PROBLEM TO SOLVE: For each line below, check for the word "speed", then state how many lines contain it, with no other output.

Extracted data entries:
* * * *

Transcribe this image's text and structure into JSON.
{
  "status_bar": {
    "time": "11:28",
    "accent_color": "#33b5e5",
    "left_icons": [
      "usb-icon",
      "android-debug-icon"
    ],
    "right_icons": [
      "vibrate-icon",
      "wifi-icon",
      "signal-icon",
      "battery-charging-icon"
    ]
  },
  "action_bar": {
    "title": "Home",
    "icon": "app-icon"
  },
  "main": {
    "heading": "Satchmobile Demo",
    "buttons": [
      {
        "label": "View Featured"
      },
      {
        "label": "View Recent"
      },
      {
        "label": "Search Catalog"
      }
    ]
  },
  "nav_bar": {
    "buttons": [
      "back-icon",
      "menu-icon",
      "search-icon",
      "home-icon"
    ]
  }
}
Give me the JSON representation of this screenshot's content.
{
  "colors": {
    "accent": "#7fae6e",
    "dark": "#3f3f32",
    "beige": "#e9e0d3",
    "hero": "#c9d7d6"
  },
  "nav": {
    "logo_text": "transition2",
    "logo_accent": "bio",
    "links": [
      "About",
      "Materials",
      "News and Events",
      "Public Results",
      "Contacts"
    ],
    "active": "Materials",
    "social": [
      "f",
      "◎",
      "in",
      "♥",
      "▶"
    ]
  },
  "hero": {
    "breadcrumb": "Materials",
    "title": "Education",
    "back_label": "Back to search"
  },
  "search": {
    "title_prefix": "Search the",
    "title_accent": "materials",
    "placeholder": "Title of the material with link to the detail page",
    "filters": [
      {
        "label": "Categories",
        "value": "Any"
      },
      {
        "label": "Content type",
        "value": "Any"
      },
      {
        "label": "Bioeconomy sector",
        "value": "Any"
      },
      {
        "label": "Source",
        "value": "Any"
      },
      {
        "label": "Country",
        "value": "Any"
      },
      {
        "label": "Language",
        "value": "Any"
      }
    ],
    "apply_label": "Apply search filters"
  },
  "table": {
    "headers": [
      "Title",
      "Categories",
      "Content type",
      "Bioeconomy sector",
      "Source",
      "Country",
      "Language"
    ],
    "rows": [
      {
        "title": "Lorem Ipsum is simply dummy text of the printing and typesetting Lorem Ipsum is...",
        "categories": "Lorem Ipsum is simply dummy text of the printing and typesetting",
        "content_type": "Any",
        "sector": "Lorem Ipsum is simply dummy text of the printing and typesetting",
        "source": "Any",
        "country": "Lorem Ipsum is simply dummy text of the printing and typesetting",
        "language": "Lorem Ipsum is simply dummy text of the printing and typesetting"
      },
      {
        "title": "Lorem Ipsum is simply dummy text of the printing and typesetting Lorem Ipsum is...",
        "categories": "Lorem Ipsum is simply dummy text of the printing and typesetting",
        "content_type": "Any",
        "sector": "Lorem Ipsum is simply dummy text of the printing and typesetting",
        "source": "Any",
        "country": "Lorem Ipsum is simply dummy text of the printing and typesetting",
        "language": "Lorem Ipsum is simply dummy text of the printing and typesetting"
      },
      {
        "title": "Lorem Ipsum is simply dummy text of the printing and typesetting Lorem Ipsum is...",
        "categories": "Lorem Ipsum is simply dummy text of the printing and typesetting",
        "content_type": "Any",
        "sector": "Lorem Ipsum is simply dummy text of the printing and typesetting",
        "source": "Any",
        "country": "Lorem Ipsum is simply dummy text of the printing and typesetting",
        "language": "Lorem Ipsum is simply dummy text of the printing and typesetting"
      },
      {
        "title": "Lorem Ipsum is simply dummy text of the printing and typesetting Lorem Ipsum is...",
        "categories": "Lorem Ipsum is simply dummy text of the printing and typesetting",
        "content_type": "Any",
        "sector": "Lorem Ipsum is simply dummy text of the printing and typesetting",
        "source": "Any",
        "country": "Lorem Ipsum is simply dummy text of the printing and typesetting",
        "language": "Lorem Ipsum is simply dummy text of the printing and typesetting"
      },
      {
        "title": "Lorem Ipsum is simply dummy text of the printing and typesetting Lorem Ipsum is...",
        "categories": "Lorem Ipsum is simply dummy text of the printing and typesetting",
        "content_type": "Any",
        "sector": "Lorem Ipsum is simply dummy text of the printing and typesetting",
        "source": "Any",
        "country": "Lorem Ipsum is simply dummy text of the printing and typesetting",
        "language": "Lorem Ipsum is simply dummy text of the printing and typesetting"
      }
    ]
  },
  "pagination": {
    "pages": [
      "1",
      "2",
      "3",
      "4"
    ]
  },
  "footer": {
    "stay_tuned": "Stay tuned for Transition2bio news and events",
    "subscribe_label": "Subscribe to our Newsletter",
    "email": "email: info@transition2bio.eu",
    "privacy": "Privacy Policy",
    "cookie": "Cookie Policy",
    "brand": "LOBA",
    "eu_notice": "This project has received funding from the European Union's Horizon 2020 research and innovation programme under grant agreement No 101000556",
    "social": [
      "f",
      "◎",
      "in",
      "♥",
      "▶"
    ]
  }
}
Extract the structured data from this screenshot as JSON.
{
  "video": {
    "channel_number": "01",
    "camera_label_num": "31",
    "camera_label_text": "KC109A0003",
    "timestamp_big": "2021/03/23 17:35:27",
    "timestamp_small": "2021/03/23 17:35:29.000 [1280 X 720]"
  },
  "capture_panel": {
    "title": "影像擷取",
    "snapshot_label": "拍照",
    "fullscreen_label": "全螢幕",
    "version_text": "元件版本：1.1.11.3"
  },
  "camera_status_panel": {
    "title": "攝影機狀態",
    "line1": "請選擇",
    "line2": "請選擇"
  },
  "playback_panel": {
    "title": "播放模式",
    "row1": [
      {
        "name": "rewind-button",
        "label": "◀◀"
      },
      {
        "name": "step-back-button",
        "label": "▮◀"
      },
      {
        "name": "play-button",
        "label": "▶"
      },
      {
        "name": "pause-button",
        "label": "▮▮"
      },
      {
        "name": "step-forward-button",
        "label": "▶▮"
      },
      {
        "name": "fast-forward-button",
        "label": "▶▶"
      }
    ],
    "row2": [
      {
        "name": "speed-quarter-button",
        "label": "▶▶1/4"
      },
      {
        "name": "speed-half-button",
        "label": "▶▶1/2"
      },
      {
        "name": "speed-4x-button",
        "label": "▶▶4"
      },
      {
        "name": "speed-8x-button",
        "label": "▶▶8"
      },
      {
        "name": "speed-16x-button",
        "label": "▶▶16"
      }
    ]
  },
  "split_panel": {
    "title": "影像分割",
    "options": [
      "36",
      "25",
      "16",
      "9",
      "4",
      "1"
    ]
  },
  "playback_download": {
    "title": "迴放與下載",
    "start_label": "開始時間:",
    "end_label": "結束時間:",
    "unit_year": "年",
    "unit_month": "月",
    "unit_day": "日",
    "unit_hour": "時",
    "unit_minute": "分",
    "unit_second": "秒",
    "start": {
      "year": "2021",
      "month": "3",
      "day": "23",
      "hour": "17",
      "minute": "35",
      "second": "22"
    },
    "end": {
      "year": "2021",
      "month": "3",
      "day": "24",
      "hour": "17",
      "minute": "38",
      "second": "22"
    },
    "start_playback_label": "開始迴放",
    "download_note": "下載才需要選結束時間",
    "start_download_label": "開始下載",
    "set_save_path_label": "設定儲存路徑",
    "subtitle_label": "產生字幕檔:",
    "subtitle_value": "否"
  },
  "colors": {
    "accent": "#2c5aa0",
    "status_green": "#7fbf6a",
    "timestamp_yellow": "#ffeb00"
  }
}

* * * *

ANSWER SPACE: 5